Aftermath of 2004 bombing 11 March 2005 -- Church bells rang across Spain's capital today to mark the first anniversary of the Madrid train bombings that killed 191 people and injured more than 2,000 others.
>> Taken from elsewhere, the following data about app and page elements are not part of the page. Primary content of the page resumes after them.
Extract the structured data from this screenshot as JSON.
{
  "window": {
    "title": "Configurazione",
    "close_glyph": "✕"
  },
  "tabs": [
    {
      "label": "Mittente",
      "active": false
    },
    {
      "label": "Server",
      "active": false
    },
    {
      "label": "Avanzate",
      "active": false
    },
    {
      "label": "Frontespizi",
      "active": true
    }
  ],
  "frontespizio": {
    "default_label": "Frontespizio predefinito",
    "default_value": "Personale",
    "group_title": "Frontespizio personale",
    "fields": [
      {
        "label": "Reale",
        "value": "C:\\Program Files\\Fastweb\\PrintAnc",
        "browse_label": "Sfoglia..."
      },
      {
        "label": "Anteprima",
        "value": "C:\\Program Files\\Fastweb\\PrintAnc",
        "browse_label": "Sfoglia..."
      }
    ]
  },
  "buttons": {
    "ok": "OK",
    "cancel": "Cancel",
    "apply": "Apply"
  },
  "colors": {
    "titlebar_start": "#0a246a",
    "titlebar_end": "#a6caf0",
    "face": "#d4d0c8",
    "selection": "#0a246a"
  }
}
The bells began ringing at more than 600 churches at the same time of day that the first bomb exploded.

Spain's national day of mourning to commemorate the anniversary will include five minutes of silence at midday.

The first of the 10 coordinated blasts on four commuter trains went off at 7:37 a.m. on 11 March 2004 in the bloodiest terrorist attack in Europe since the 1988 bombing of a Pan Am airliner over Scotland.

Islamic militants, mainly from Morocco, claimed responsibility for the attacks in the name of Al-Qaeda as revenge for Spain's government sending troops to Iraq and Afghanistan.

Spain's King Juan Carlos, in an address to an antiterrorism conference in Madrid held to coincide with the anniversary, said yesterday that democracies must be determined not to surrender to terrorism, which he called a "perverse, inhuman, and unjustifiable" phenomenon.